• [Exercise objective] Write out each line of the entries below that holds the word "Student".

#### Supplied information

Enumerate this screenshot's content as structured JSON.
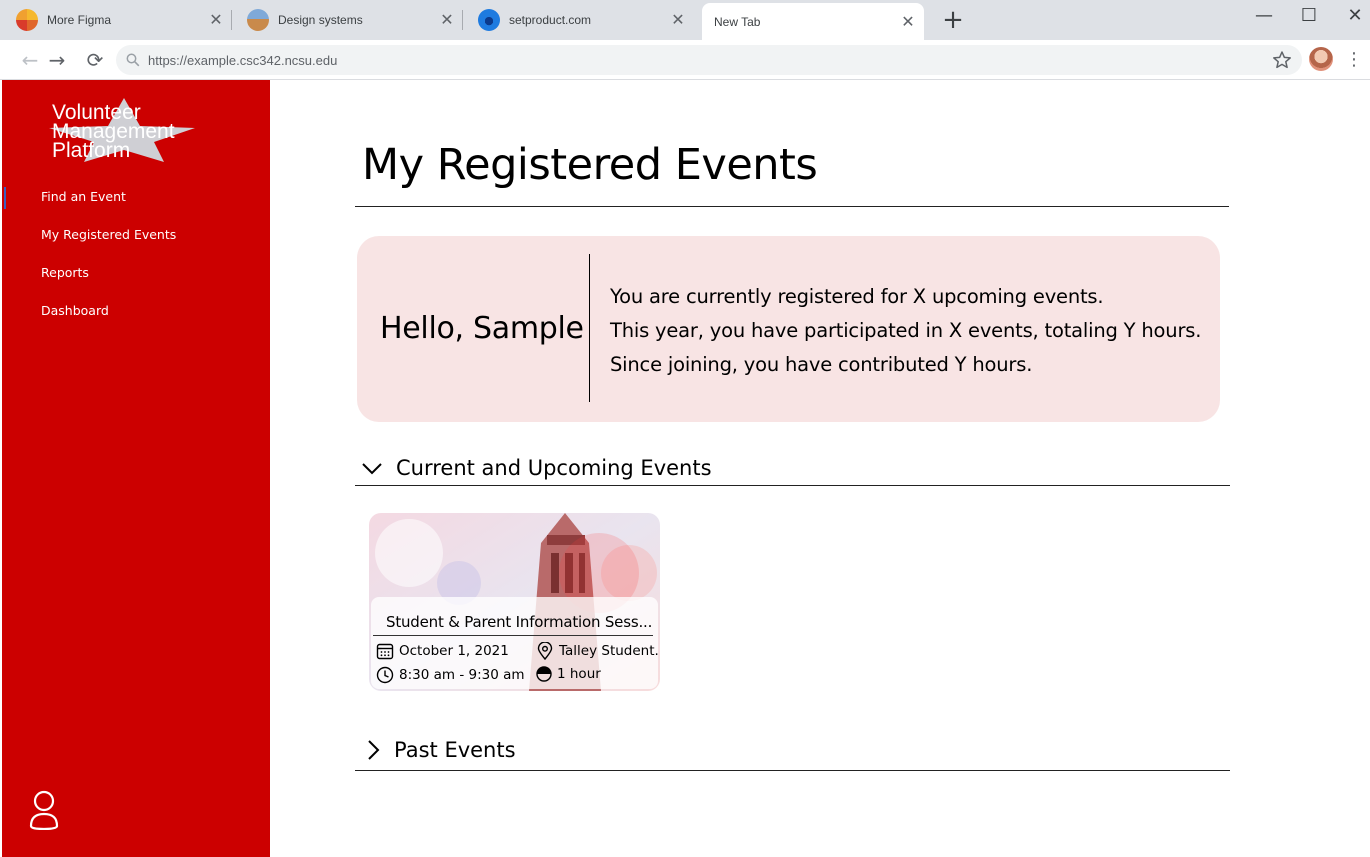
{
  "browser": {
    "tabs": [
      {
        "title": "More Figma",
        "favicon": "figma-favicon"
      },
      {
        "title": "Design systems",
        "favicon": "landscape-favicon"
      },
      {
        "title": "setproduct.com",
        "favicon": "setproduct-favicon"
      },
      {
        "title": "New Tab",
        "favicon": ""
      }
    ],
    "close_glyph": "✕",
    "new_tab_glyph": "+",
    "url": "https://example.csc342.ncsu.edu",
    "window_controls": {
      "minimize": "—",
      "maximize": "☐",
      "close": "✕"
    },
    "nav": {
      "back": "←",
      "forward": "→",
      "reload": "⟳"
    },
    "menu_glyph": "⋮"
  },
  "sidebar": {
    "logo_lines": [
      "Volunteer",
      "Management",
      "Platform"
    ],
    "items": [
      {
        "label": "Find an Event",
        "active": true
      },
      {
        "label": "My Registered Events",
        "active": false
      },
      {
        "label": "Reports",
        "active": false
      },
      {
        "label": "Dashboard",
        "active": false
      }
    ],
    "brand_color": "#cc0000"
  },
  "main": {
    "title": "My Registered Events",
    "summary": {
      "greeting": "Hello, Sample",
      "lines": [
        "You are currently registered for X upcoming events.",
        "This year, you have participated in X events, totaling Y hours.",
        "Since joining, you have contributed Y hours."
      ],
      "background": "#f8e4e4"
    },
    "sections": {
      "upcoming": {
        "label": "Current and Upcoming Events",
        "expanded": true
      },
      "past": {
        "label": "Past Events",
        "expanded": false
      }
    },
    "events": [
      {
        "title": "Student & Parent Information Sess...",
        "date": "October 1, 2021",
        "location": "Talley Student...",
        "time": "8:30 am - 9:30 am",
        "duration": "1 hour"
      }
    ]
  }
}
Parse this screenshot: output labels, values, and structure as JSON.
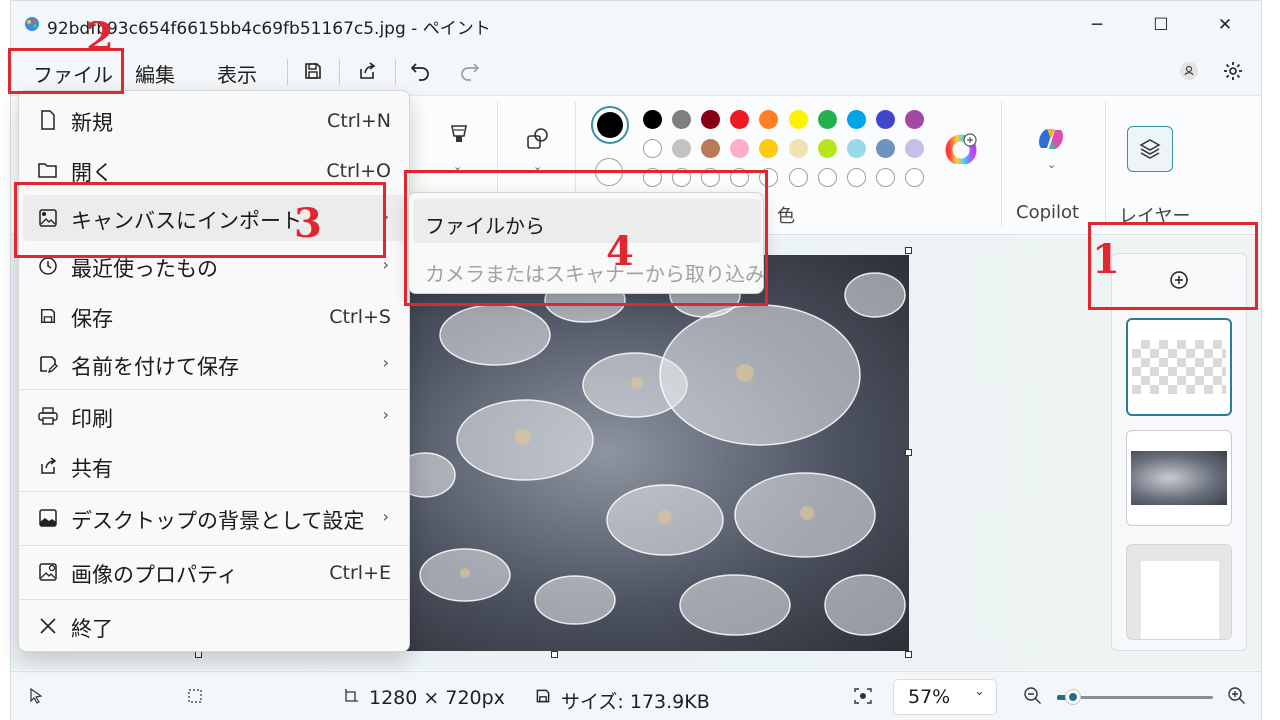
{
  "title": "92bdfb93c654f6615bb4c69fb51167c5.jpg - ペイント",
  "window_controls": {
    "minimize": "─",
    "maximize": "☐",
    "close": "✕"
  },
  "menubar": {
    "file": "ファイル",
    "edit": "編集",
    "view": "表示"
  },
  "ribbon": {
    "color_label": "色",
    "copilot_label": "Copilot",
    "layers_label": "レイヤー",
    "colors_row1": [
      "#000000",
      "#7f7f7f",
      "#880015",
      "#ed1c24",
      "#ff7f27",
      "#fff200",
      "#22b14c",
      "#00a2e8",
      "#3f48cc",
      "#a349a4"
    ],
    "colors_row2": [
      "#ffffff",
      "#c3c3c3",
      "#b97a57",
      "#ffaec9",
      "#ffc90e",
      "#efe4b0",
      "#b5e61d",
      "#99d9ea",
      "#7092be",
      "#c8bfe7"
    ]
  },
  "file_menu": {
    "items": [
      {
        "label": "新規",
        "accel": "Ctrl+N",
        "icon": "new-file-icon"
      },
      {
        "label": "開く",
        "accel": "Ctrl+O",
        "icon": "open-folder-icon"
      },
      {
        "label": "キャンバスにインポート",
        "accel": "",
        "icon": "import-image-icon"
      },
      {
        "label": "最近使ったもの",
        "accel": "",
        "icon": "recent-clock-icon"
      },
      {
        "label": "保存",
        "accel": "Ctrl+S",
        "icon": "save-icon"
      },
      {
        "label": "名前を付けて保存",
        "accel": "",
        "icon": "save-as-icon"
      },
      {
        "label": "印刷",
        "accel": "",
        "icon": "print-icon"
      },
      {
        "label": "共有",
        "accel": "",
        "icon": "share-icon"
      },
      {
        "label": "デスクトップの背景として設定",
        "accel": "",
        "icon": "desktop-background-icon"
      },
      {
        "label": "画像のプロパティ",
        "accel": "Ctrl+E",
        "icon": "image-properties-icon"
      },
      {
        "label": "終了",
        "accel": "",
        "icon": "close-icon"
      }
    ]
  },
  "import_submenu": {
    "from_file": "ファイルから",
    "from_camera": "カメラまたはスキャナーから取り込み"
  },
  "statusbar": {
    "dimensions": "1280 × 720px",
    "size": "サイズ: 173.9KB",
    "zoom": "57%",
    "zoom_fraction": 0.08
  },
  "annotations": [
    "1",
    "2",
    "3",
    "4"
  ]
}
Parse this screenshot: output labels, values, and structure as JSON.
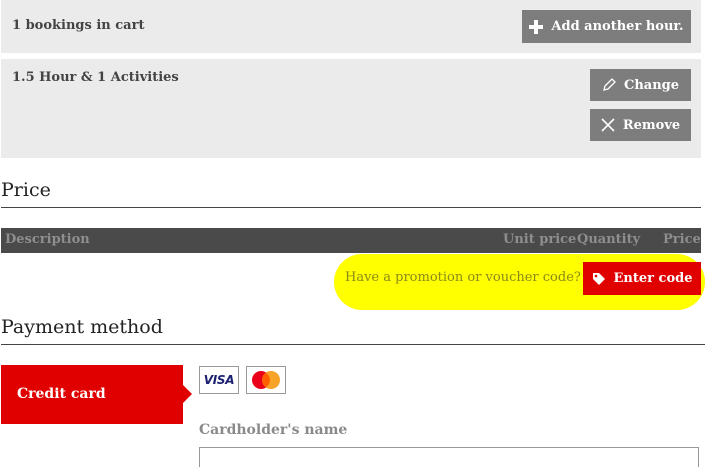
{
  "cart": {
    "count_text": "1 bookings in cart",
    "add_button": "Add another hour."
  },
  "item": {
    "title": "1.5 Hour & 1 Activities",
    "change_button": "Change",
    "remove_button": "Remove"
  },
  "price": {
    "heading": "Price",
    "columns": [
      "Description",
      "Unit price",
      "Quantity",
      "Price"
    ]
  },
  "promo": {
    "prompt": "Have a promotion or voucher code?",
    "button": "Enter code"
  },
  "payment": {
    "heading": "Payment method",
    "method_tab": "Credit card",
    "cards": [
      {
        "name": "VISA",
        "icon": "visa-logo"
      },
      {
        "name": "Mastercard",
        "icon": "mastercard-logo"
      }
    ],
    "cardholder_label": "Cardholder's name",
    "cardholder_value": ""
  },
  "colors": {
    "accent_red": "#e00000",
    "button_grey": "#7d7d7d",
    "highlight": "#ffff00"
  }
}
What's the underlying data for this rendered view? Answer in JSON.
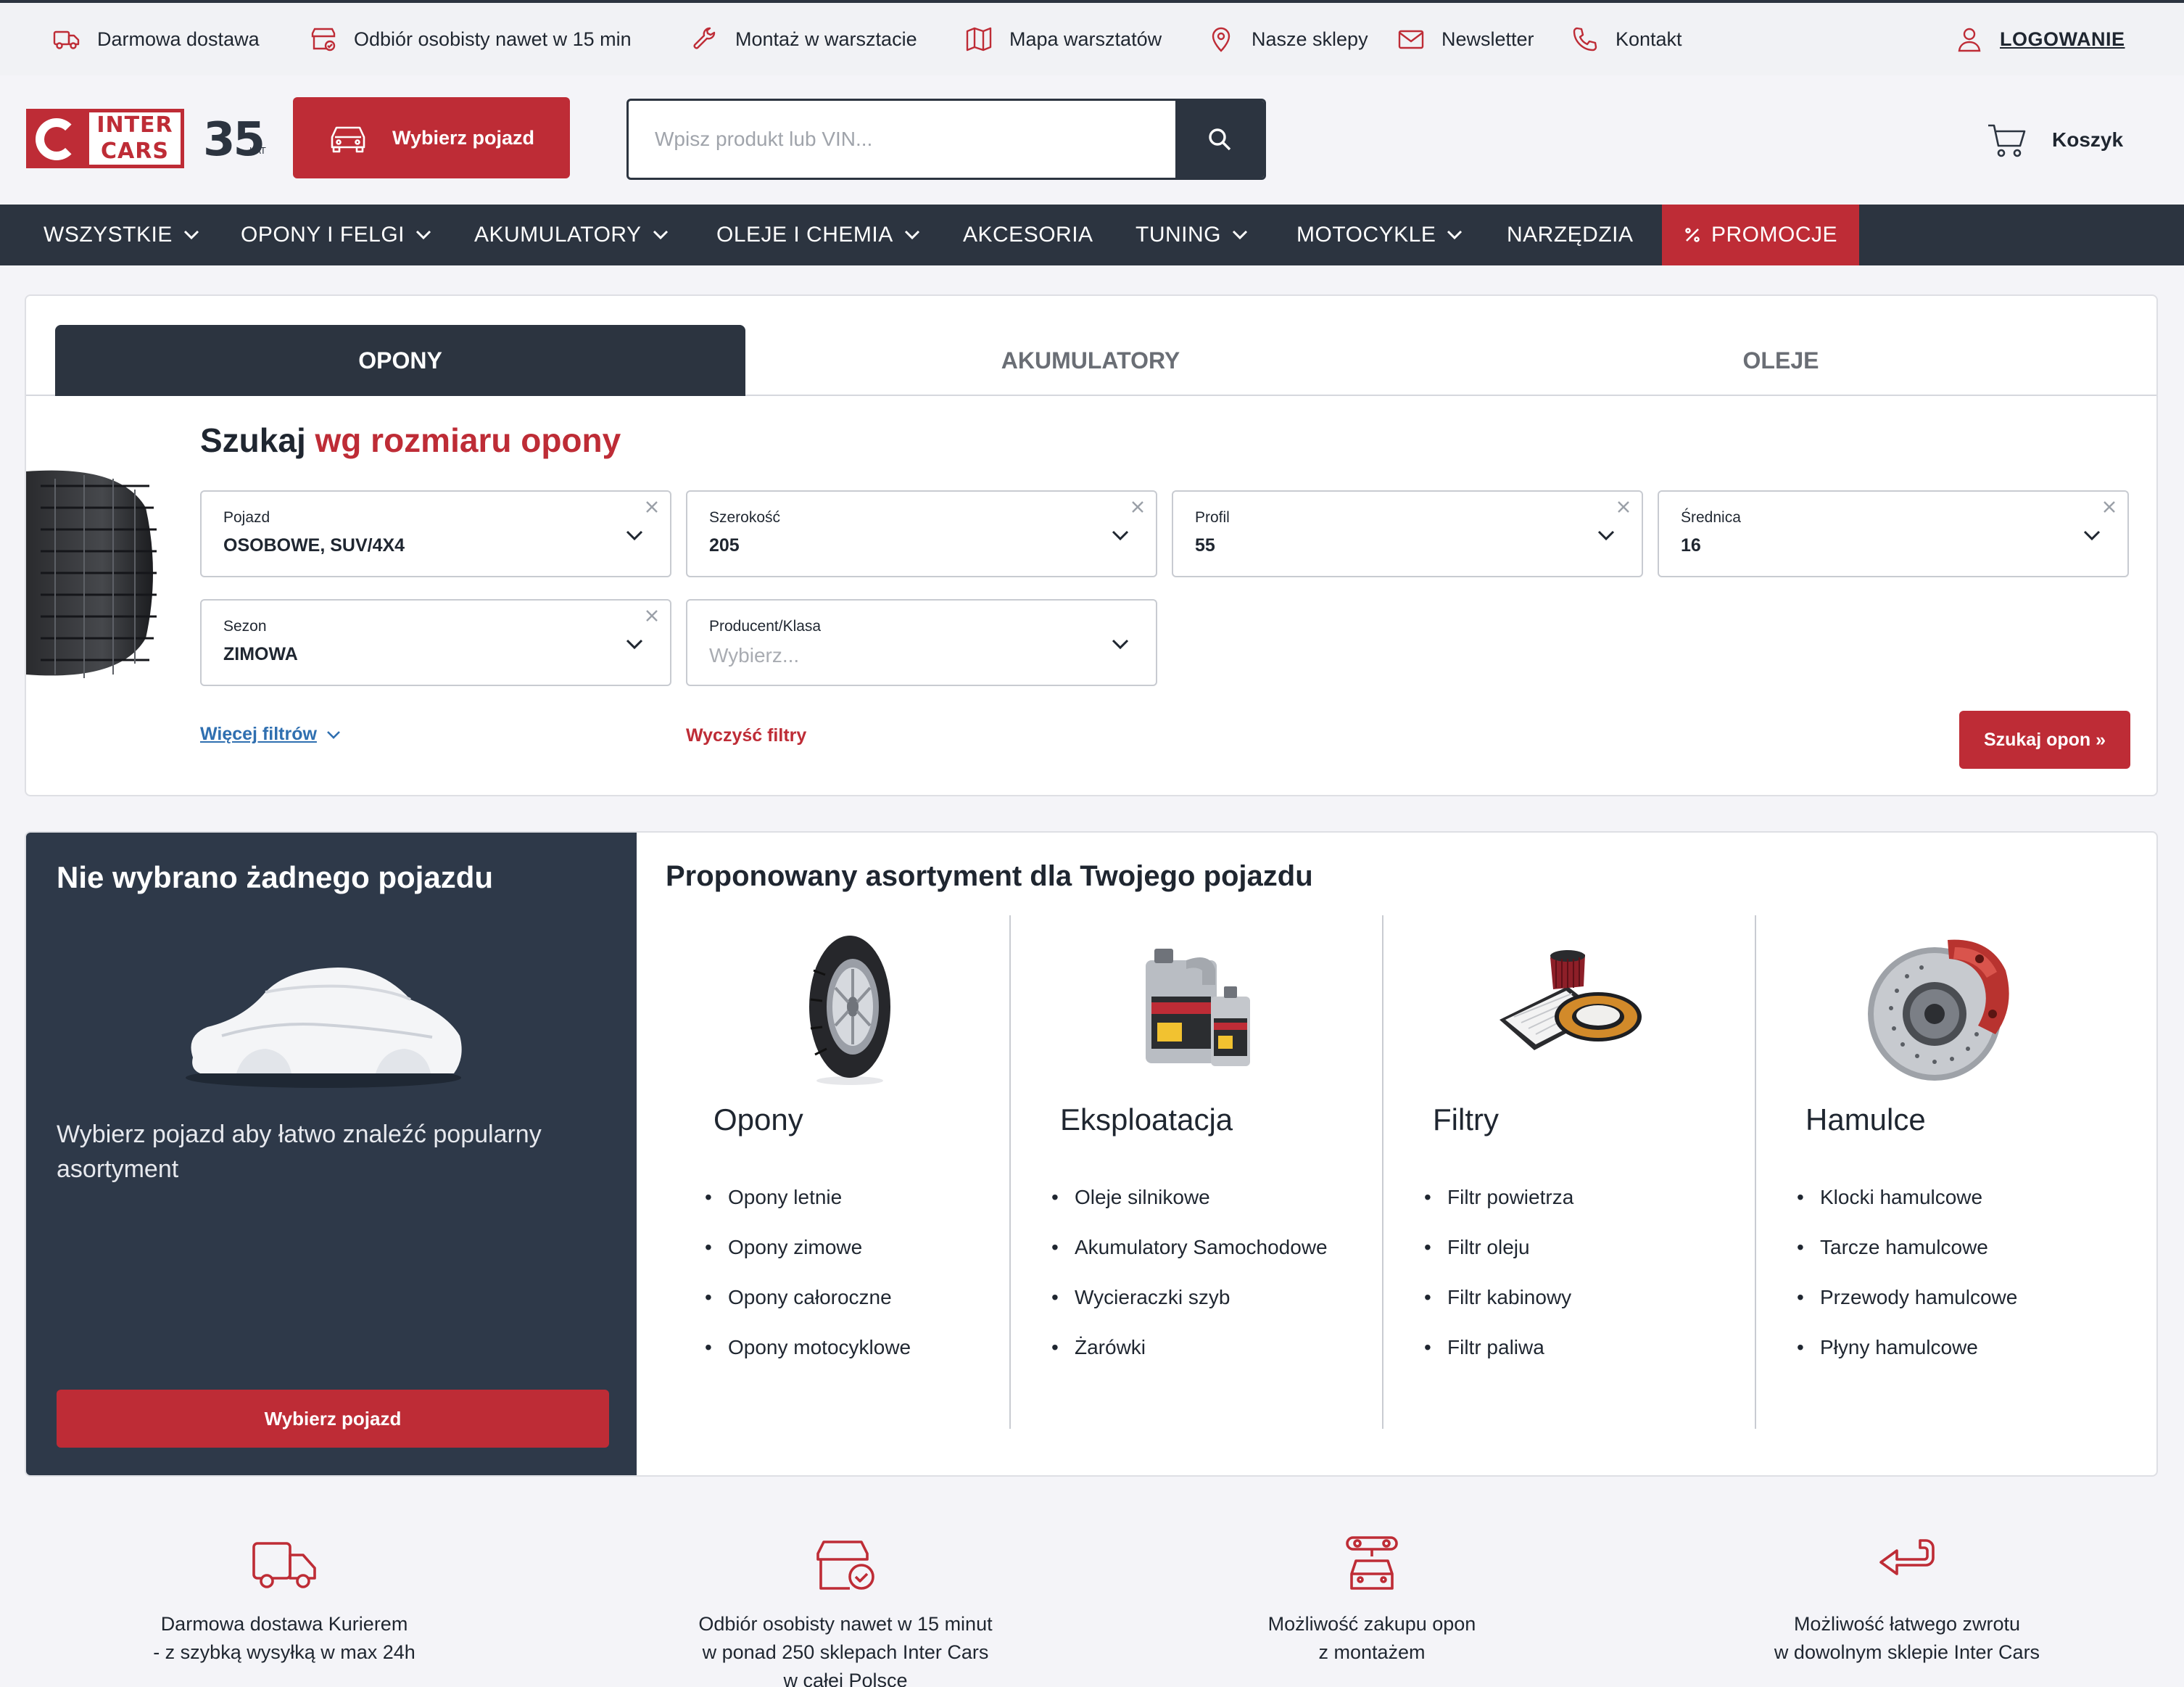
{
  "topbar": {
    "links": [
      "Darmowa dostawa",
      "Odbiór osobisty nawet w 15 min",
      "Montaż w warsztacie",
      "Mapa warsztatów",
      "Nasze sklepy",
      "Newsletter",
      "Kontakt"
    ],
    "login": "LOGOWANIE"
  },
  "header": {
    "logo_text_1": "INTER",
    "logo_text_2": "CARS",
    "anniversary": "35",
    "anniversary_suffix": "LAT",
    "choose_vehicle": "Wybierz pojazd",
    "search_placeholder": "Wpisz produkt lub VIN...",
    "cart": "Koszyk"
  },
  "nav": {
    "items": [
      "WSZYSTKIE",
      "OPONY I FELGI",
      "AKUMULATORY",
      "OLEJE I CHEMIA",
      "AKCESORIA",
      "TUNING",
      "MOTOCYKLE",
      "NARZĘDZIA",
      "PROMOCJE"
    ]
  },
  "search_card": {
    "tabs": [
      "OPONY",
      "AKUMULATORY",
      "OLEJE"
    ],
    "title_part1": "Szukaj",
    "title_part2": "wg rozmiaru opony",
    "fields": [
      {
        "label": "Pojazd",
        "value": "OSOBOWE, SUV/4X4"
      },
      {
        "label": "Szerokość",
        "value": "205"
      },
      {
        "label": "Profil",
        "value": "55"
      },
      {
        "label": "Średnica",
        "value": "16"
      },
      {
        "label": "Sezon",
        "value": "ZIMOWA"
      },
      {
        "label": "Producent/Klasa",
        "placeholder": "Wybierz..."
      }
    ],
    "more_filters": "Więcej filtrów",
    "clear_filters": "Wyczyść filtry",
    "search_button": "Szukaj opon »"
  },
  "vehicle_panel": {
    "title": "Nie wybrano żadnego pojazdu",
    "text": "Wybierz pojazd aby łatwo znaleźć popularny asortyment",
    "button": "Wybierz pojazd"
  },
  "assortment": {
    "title": "Proponowany asortyment dla Twojego pojazdu",
    "categories": [
      {
        "name": "Opony",
        "items": [
          "Opony letnie",
          "Opony zimowe",
          "Opony całoroczne",
          "Opony motocyklowe"
        ]
      },
      {
        "name": "Eksploatacja",
        "items": [
          "Oleje silnikowe",
          "Akumulatory Samochodowe",
          "Wycieraczki szyb",
          "Żarówki"
        ]
      },
      {
        "name": "Filtry",
        "items": [
          "Filtr powietrza",
          "Filtr oleju",
          "Filtr kabinowy",
          "Filtr paliwa"
        ]
      },
      {
        "name": "Hamulce",
        "items": [
          "Klocki hamulcowe",
          "Tarcze hamulcowe",
          "Przewody hamulcowe",
          "Płyny hamulcowe"
        ]
      }
    ]
  },
  "benefits": [
    {
      "lines": [
        "Darmowa dostawa Kurierem",
        "- z szybką wysyłką w max 24h"
      ]
    },
    {
      "lines": [
        "Odbiór osobisty nawet w 15 minut",
        "w ponad 250 sklepach Inter Cars",
        "w całej Polsce"
      ]
    },
    {
      "lines": [
        "Możliwość zakupu opon",
        "z montażem"
      ]
    },
    {
      "lines": [
        "Możliwość łatwego zwrotu",
        "w dowolnym sklepie Inter Cars"
      ]
    }
  ],
  "colors": {
    "brand_red": "#be2c36",
    "dark": "#2c3440",
    "link_blue": "#2f6fb0"
  },
  "icons": [
    "truck-icon",
    "store-check-icon",
    "wrench-icon",
    "map-icon",
    "pin-icon",
    "mail-icon",
    "phone-icon",
    "user-icon",
    "car-icon",
    "mic-icon",
    "search-icon",
    "cart-icon",
    "chevron-down-icon",
    "percent-icon",
    "close-icon",
    "return-arrow-icon"
  ]
}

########

• [Finished exercise]
        "title": "Student & Parent Information Sess...",
        "location": "Talley Student...",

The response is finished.